Published December 19, 2011
PYONGYANG, North Korea – North Korea test fired two short-range ballistic missile off the country's eastern coast shortly before midnight Sunday, nearly two days leader Kim Jong Il is believed to have died, a senior U.S. defense official told Fox News.
The unidentified senior official said the launch was "not viewed as threatening or destabilizing to the region," but added it's unclear that it was not related to the dictator's death and impending regime change.
The most likely explanation, some U.S. officials told Fox News, is that the "pre-planned" launch might have been moved up to coincide with the regime change to project a message of "we're still here" to regional powers and the world.
The missiles were the North Korean equivalent of Russian SS-21 missiles, which were fired from the back of a vehicle. They have a range of roughly 75 miles, a senior U.S defense official told Fox News.
The announcement of Kim's death has led to "no change to US force posture," the official said.
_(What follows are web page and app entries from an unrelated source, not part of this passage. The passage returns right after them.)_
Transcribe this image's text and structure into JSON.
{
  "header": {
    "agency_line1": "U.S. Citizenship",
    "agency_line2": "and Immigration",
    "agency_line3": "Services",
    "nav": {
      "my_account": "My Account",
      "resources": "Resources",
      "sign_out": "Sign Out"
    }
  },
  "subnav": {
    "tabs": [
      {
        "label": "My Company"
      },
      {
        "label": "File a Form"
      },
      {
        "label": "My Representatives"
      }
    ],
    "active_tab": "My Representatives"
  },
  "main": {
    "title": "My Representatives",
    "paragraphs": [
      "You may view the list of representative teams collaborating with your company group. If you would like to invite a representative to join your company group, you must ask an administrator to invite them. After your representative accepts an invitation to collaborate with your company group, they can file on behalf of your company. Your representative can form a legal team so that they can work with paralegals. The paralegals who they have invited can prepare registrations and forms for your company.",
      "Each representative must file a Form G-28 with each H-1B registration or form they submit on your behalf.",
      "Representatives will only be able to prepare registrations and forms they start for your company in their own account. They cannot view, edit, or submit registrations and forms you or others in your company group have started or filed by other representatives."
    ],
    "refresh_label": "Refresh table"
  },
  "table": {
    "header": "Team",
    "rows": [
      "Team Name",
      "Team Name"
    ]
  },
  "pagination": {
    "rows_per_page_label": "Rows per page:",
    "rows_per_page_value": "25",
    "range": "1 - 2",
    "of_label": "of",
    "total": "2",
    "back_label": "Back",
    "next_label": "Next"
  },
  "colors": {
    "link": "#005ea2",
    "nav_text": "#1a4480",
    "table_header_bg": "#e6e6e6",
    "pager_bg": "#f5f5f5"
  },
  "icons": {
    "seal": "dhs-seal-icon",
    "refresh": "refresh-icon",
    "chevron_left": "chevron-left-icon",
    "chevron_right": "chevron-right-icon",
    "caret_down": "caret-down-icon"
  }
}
There are currently 28,500 U.S. troops in South Korea.
Kim, believed to be 69, died of a heart attack at 8:30 a.m. local time Saturday, a weeping TV announcer dressed all in black told the nation.
He died "from a great mental and physical strain ... on [a] train during a field guidance tour," Yonhap reported, citing the North Korean Central News Agency.
The isolated leader's death has renewed fears that North Korea and its neighboring countries will face a dangerous period of instability under the rule of Kim's successor, his youngest son, Kim Jong Eun.
After the dictator's death was announced, US President Barack Obama spoke by telephone to South Korean president Lee Myung-bak and reaffirmed his commitment to close national security coordination, the White House said in a statement.
"The president reaffirmed the United States' strong commitment to the stability of the Korean peninsula and the security of our close ally, the Republic of Korea," it said, in reference to South Korea. "The two leaders agreed to stay in close touch as the situation develops and agreed they would direct their national security teams to continue close coordination."
A US official said, "South Korea's concern is warranted, frankly, because an insecure North Korea could well be an even more dangerous North Korea."
South Korea's Defense Acquisition Program Administration said Monday that the South had also completed the deployment of its indigenous guided missile, Yonhap reported.
Cross-border tensions have been high since Seoul accused Pyongyang of torpedoing a warship off the east coast of the peninsula with the loss of 46 lives in March 2010. The North denied the charge but went on to shell the Yeonpyeong border island, briefly sparking fears of war.
Since then, Seoul has staged a series of military exercises either alone or jointly with its ally the US in a show of force, while Pyongyang routinely test fires short-range missiles either as part of a training exercise or as a reaction to political developments.
NewsCore and Fox News' Jennifer Griffin contributed to this report.